Insider tip: At Carne (carnegolflinks.com), near Belmullet, play golf between dunes like mountains, and drink in the views across the sea to Achill island.
How to do it: Fly to Dublin via Doha with Qatar Airways, then pick up a car or camper van for ultimate freedom. Stay at the marvellous Ice House Hotel (icehousehotel.ie) overlooking the water at Ballina; in Westport, check in at comfortable Knockranny House (knockrannyhousehotel.ie); and enjoy excellent Irish trad music at Matt Molloy's (mattmolloy.com).
— Neil Hegarty
6. Epic Andes Road Trip
What: High Andes peaks, a stunning canyon and Argentina's most important Inca-era archaeological site make this loop around southern Salta the road trip of dreams.
Why it's special: Starting and ending in the handsome city of Salta, known for its colonial buildings, this epic route skirts the Andes on gravel roads en route to the rolling vineyards and townships of the Calchaqui valleys before heading back on an excellent paved highway.

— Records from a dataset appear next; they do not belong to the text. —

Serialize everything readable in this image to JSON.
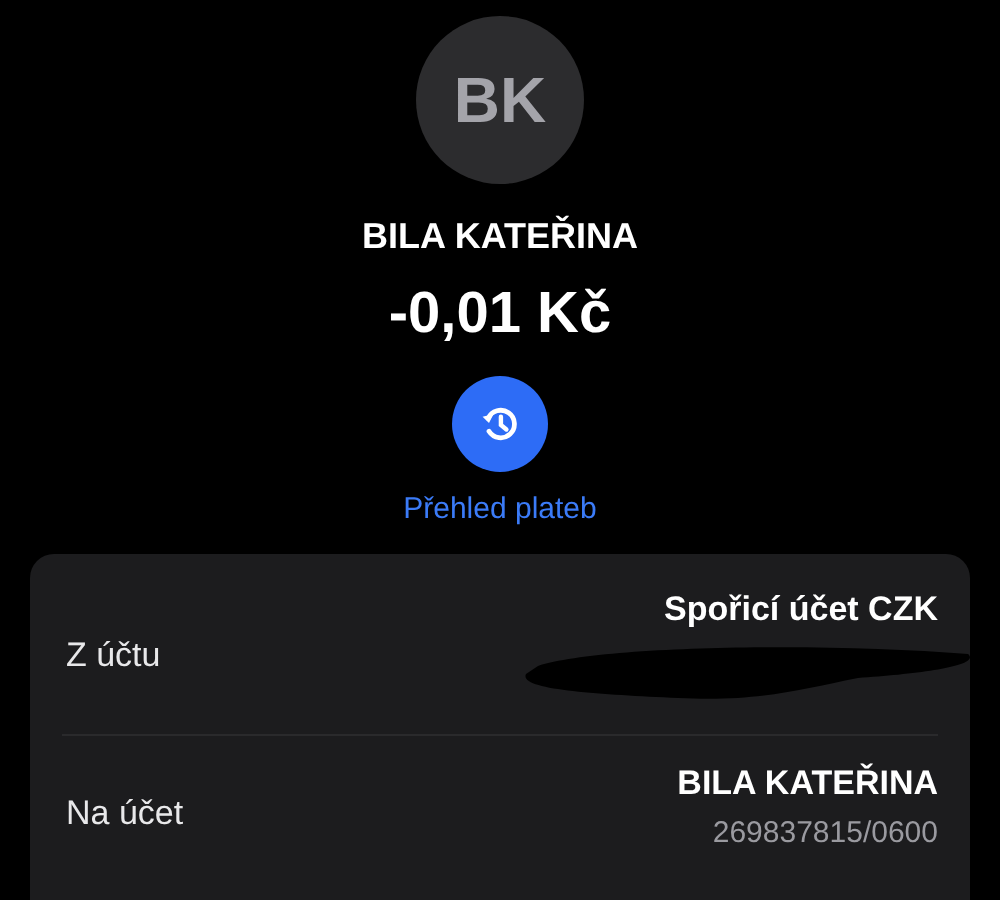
{
  "contact": {
    "initials": "BK",
    "name": "BILA KATEŘINA"
  },
  "amount": "-0,01 Kč",
  "history_link": "Přehled plateb",
  "details": [
    {
      "label": "Z účtu",
      "value": "Spořicí účet CZK",
      "redacted": true
    },
    {
      "label": "Na účet",
      "value": "BILA KATEŘINA",
      "sub": "269837815/0600",
      "redacted": false
    }
  ]
}
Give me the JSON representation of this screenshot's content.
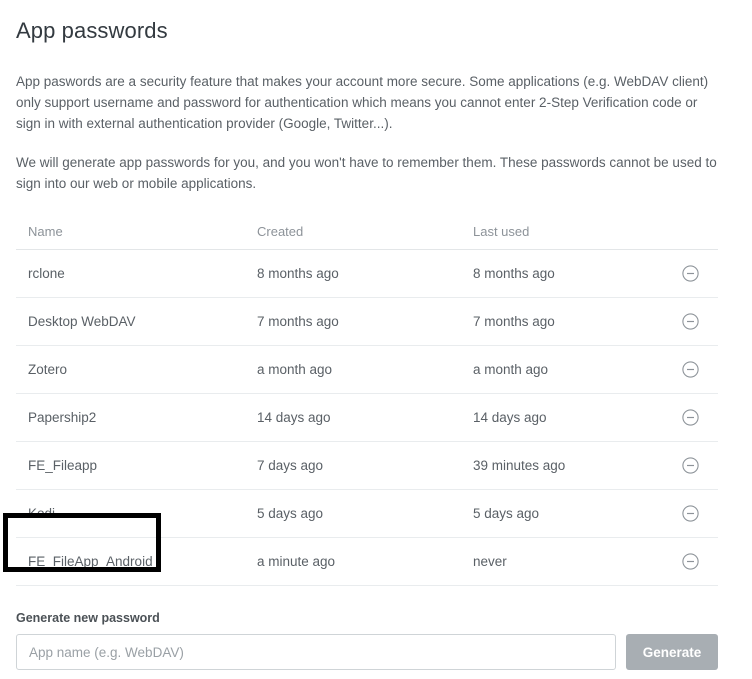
{
  "page": {
    "title": "App passwords",
    "paragraphs": [
      "App paswords are a security feature that makes your account more secure. Some applications (e.g. WebDAV client) only support username and password for authentication which means you cannot enter 2-Step Verification code or sign in with external authentication provider (Google, Twitter...).",
      "We will generate app passwords for you, and you won't have to remember them. These passwords cannot be used to sign into our web or mobile applications."
    ]
  },
  "table": {
    "columns": [
      "Name",
      "Created",
      "Last used"
    ],
    "action_icon": "minus-circle-icon",
    "rows": [
      {
        "name": "rclone",
        "created": "8 months ago",
        "last_used": "8 months ago",
        "highlighted": false
      },
      {
        "name": "Desktop WebDAV",
        "created": "7 months ago",
        "last_used": "7 months ago",
        "highlighted": false
      },
      {
        "name": "Zotero",
        "created": "a month ago",
        "last_used": "a month ago",
        "highlighted": false
      },
      {
        "name": "Papership2",
        "created": "14 days ago",
        "last_used": "14 days ago",
        "highlighted": false
      },
      {
        "name": "FE_Fileapp",
        "created": "7 days ago",
        "last_used": "39 minutes ago",
        "highlighted": false
      },
      {
        "name": "Kodi",
        "created": "5 days ago",
        "last_used": "5 days ago",
        "highlighted": false
      },
      {
        "name": "FE_FileApp_Android",
        "created": "a minute ago",
        "last_used": "never",
        "highlighted": true
      }
    ]
  },
  "generate": {
    "label": "Generate new password",
    "input_value": "",
    "placeholder": "App name (e.g. WebDAV)",
    "button_label": "Generate"
  },
  "colors": {
    "background": "#ffffff",
    "title": "#333a40",
    "body_text": "#5a6066",
    "header_text": "#8d9399",
    "row_divider": "#e9ecee",
    "input_border": "#cfd4d7",
    "button_bg": "#a8aeb3",
    "highlight_box": "#000000"
  }
}
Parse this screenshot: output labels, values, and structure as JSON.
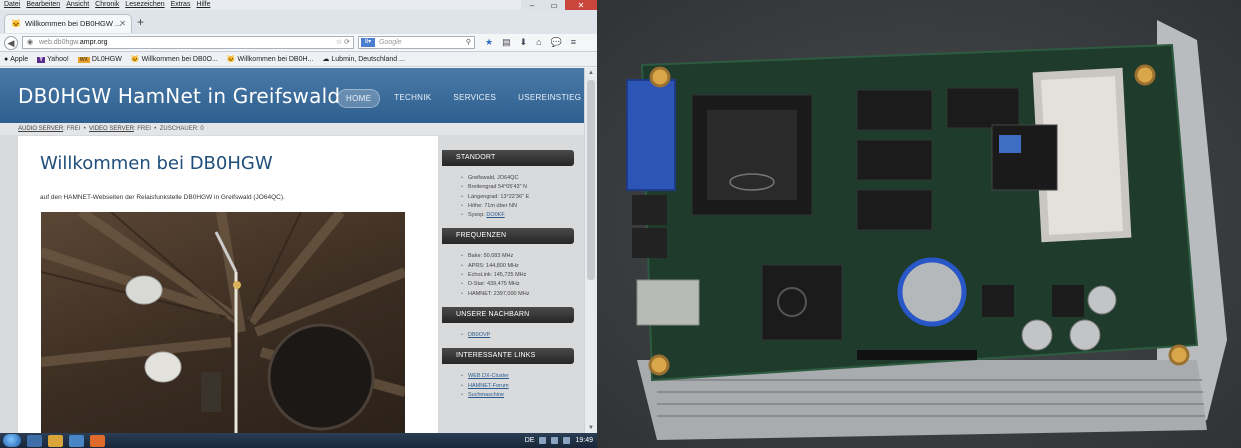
{
  "browser": {
    "menu": [
      "Datei",
      "Bearbeiten",
      "Ansicht",
      "Chronik",
      "Lesezeichen",
      "Extras",
      "Hilfe"
    ],
    "tab_title": "Willkommen bei DB0HGW ...",
    "url_prefix": "web.db0hgw.",
    "url_domain": "ampr.org",
    "search_engine": "Google",
    "bookmarks": [
      "Apple",
      "Yahoo!",
      "DL0HGW",
      "Willkommen bei DB0O...",
      "Willkommen bei DB0H...",
      "Lubmin, Deutschland ..."
    ]
  },
  "site": {
    "title": "DB0HGW HamNet in Greifswald",
    "nav": [
      "HOME",
      "TECHNIK",
      "SERVICES",
      "USEREINSTIEG"
    ],
    "status": {
      "audio_label": "AUDIO SERVER",
      "audio_value": ": FREI",
      "video_label": "VIDEO SERVER",
      "video_value": ": FREI",
      "listeners": "ZUSCHAUER: 0"
    },
    "heading": "Willkommen bei DB0HGW",
    "intro": "auf den HAMNET-Webseiten der Relaisfunkstelle DB0HGW in Greifswald (JO64QC)."
  },
  "sidebar": {
    "standort": {
      "title": "STANDORT",
      "items": [
        "Greifswald, JO64QC",
        "Breitengrad 54°05'43\" N",
        "Längengrad: 13°22'36\" E",
        "Höhe: 71m über NN"
      ],
      "sysop_label": "Sysop: ",
      "sysop_link": "DO0KF"
    },
    "frequenzen": {
      "title": "FREQUENZEN",
      "items": [
        "Bake: 50,083 MHz",
        "APRS: 144,800 MHz",
        "EchoLink: 145,725 MHz",
        "D-Star: 439,475 MHz",
        "HAMNET: 2397,000 MHz"
      ]
    },
    "nachbarn": {
      "title": "UNSERE NACHBARN",
      "items": [
        "DB0OVP"
      ]
    },
    "links": {
      "title": "INTERESSANTE LINKS",
      "items": [
        "WEB DX-Cluster",
        "HAMNET-Forum",
        "Suchmaschine"
      ]
    }
  },
  "taskbar": {
    "lang": "DE",
    "clock": "19:49"
  }
}
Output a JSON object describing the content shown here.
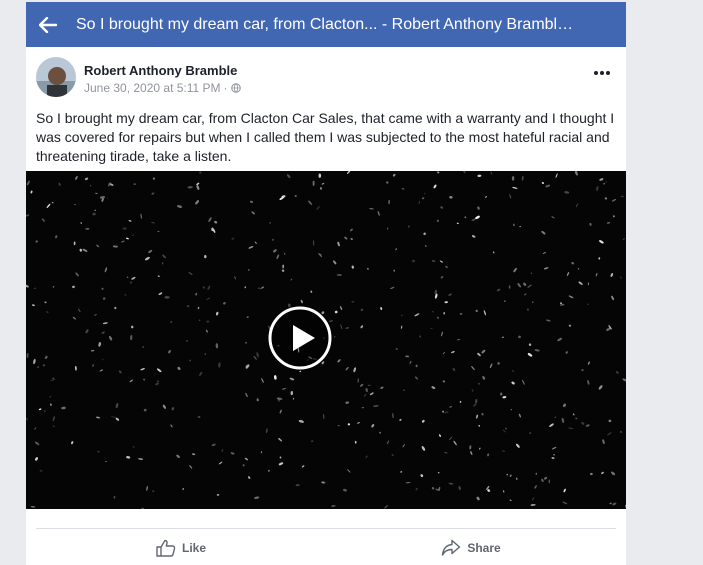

The journey from Salta to Cafayate follows ancient Inca and colonial routes — now forming a section of the Ruta 40 — through rural hamlets and sun-baked foothills studded with tall cacti. The journey back to Salta via the meandering Ruta 68 takes in the Quebrada (Canyon) of the Conchas River, where natural erosion has left deep clefts and surreal formations.
Salta province, while settled by Spanish, Italian and Levantine migrants, retains something of its pre-Columbian heritage. Don't miss Salta city's penas: basic and low-budget, they are a showcase for local folk musicians, with hearty Andean cuisine and wine served to the table.
You'll never forget ... Los Cardones national park, with its towering cactuses — Argentine saguaro — all the way to the horizon.
Insider tip: The Quilmes ruins lie 54km south of the loop. This was once a major pre-Columbian settlement; an excellent museum tells the full story.
How to do it: Air New Zealand flies direct from Auckland to Buenos Aires. Go between April and November.
— Chris Moss